-- REQUIRED ACTION --
Restate all the data exactly, so that each line is the same as before.

(Dataset rows describing interfaces)
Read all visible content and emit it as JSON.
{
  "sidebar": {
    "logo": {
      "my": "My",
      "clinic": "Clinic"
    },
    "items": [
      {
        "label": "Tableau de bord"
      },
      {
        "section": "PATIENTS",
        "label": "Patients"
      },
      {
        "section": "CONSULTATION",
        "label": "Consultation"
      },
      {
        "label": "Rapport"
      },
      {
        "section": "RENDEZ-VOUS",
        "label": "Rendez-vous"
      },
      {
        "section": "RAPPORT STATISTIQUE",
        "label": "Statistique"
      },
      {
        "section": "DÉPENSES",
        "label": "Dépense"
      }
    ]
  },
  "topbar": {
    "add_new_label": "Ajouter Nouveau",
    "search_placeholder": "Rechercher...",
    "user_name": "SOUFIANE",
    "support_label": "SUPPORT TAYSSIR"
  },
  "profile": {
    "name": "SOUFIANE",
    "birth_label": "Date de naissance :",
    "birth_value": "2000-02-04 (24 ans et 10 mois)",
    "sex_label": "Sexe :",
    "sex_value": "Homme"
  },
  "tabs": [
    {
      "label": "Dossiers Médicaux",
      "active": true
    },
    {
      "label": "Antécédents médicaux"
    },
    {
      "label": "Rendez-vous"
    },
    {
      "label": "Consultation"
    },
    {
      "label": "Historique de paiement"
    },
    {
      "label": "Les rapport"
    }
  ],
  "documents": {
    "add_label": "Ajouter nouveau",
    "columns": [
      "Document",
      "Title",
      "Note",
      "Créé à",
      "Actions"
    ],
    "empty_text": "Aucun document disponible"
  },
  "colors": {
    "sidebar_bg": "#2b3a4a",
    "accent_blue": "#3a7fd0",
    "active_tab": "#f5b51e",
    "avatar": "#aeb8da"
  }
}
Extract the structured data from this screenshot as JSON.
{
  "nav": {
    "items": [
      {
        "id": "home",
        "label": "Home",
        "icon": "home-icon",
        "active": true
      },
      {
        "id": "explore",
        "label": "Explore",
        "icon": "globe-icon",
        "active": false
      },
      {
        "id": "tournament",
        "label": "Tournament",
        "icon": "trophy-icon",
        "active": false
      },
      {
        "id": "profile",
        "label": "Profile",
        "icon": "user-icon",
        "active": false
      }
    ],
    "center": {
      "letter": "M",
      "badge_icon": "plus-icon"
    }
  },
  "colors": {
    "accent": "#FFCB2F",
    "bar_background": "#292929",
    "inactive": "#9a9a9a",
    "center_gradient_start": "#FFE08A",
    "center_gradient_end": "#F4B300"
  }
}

-- EXERCISE ANSWER --
Read all visible content and emit it as JSON.
{
  "sidebar": {
    "logo": {
      "my": "My",
      "clinic": "Clinic"
    },
    "items": [
      {
        "label": "Tableau de bord"
      },
      {
        "section": "PATIENTS",
        "label": "Patients"
      },
      {
        "section": "CONSULTATION",
        "label": "Consultation"
      },
      {
        "label": "Rapport"
      },
      {
        "section": "RENDEZ-VOUS",
        "label": "Rendez-vous"
      },
      {
        "section": "RAPPORT STATISTIQUE",
        "label": "Statistique"
      },
      {
        "section": "DÉPENSES",
        "label": "Dépense"
      }
    ]
  },
  "topbar": {
    "add_new_label": "Ajouter Nouveau",
    "search_placeholder": "Rechercher...",
    "user_name": "SOUFIANE",
    "support_label": "SUPPORT TAYSSIR"
  },
  "profile": {
    "name": "SOUFIANE",
    "birth_label": "Date de naissance :",
    "birth_value": "2000-02-04 (24 ans et 10 mois)",
    "sex_label": "Sexe :",
    "sex_value": "Homme"
  },
  "tabs": [
    {
      "label": "Dossiers Médicaux",
      "active": true
    },
    {
      "label": "Antécédents médicaux"
    },
    {
      "label": "Rendez-vous"
    },
    {
      "label": "Consultation"
    },
    {
      "label": "Historique de paiement"
    },
    {
      "label": "Les rapport"
    }
  ],
  "documents": {
    "add_label": "Ajouter nouveau",
    "columns": [
      "Document",
      "Title",
      "Note",
      "Créé à",
      "Actions"
    ],
    "empty_text": "Aucun document disponible"
  },
  "colors": {
    "sidebar_bg": "#2b3a4a",
    "accent_blue": "#3a7fd0",
    "active_tab": "#f5b51e",
    "avatar": "#aeb8da"
  }
}
Extract the structured data from this screenshot as JSON.
{
  "nav": {
    "items": [
      {
        "id": "home",
        "label": "Home",
        "icon": "home-icon",
        "active": true
      },
      {
        "id": "explore",
        "label": "Explore",
        "icon": "globe-icon",
        "active": false
      },
      {
        "id": "tournament",
        "label": "Tournament",
        "icon": "trophy-icon",
        "active": false
      },
      {
        "id": "profile",
        "label": "Profile",
        "icon": "user-icon",
        "active": false
      }
    ],
    "center": {
      "letter": "M",
      "badge_icon": "plus-icon"
    }
  },
  "colors": {
    "accent": "#FFCB2F",
    "bar_background": "#292929",
    "inactive": "#9a9a9a",
    "center_gradient_start": "#FFE08A",
    "center_gradient_end": "#F4B300"
  }
}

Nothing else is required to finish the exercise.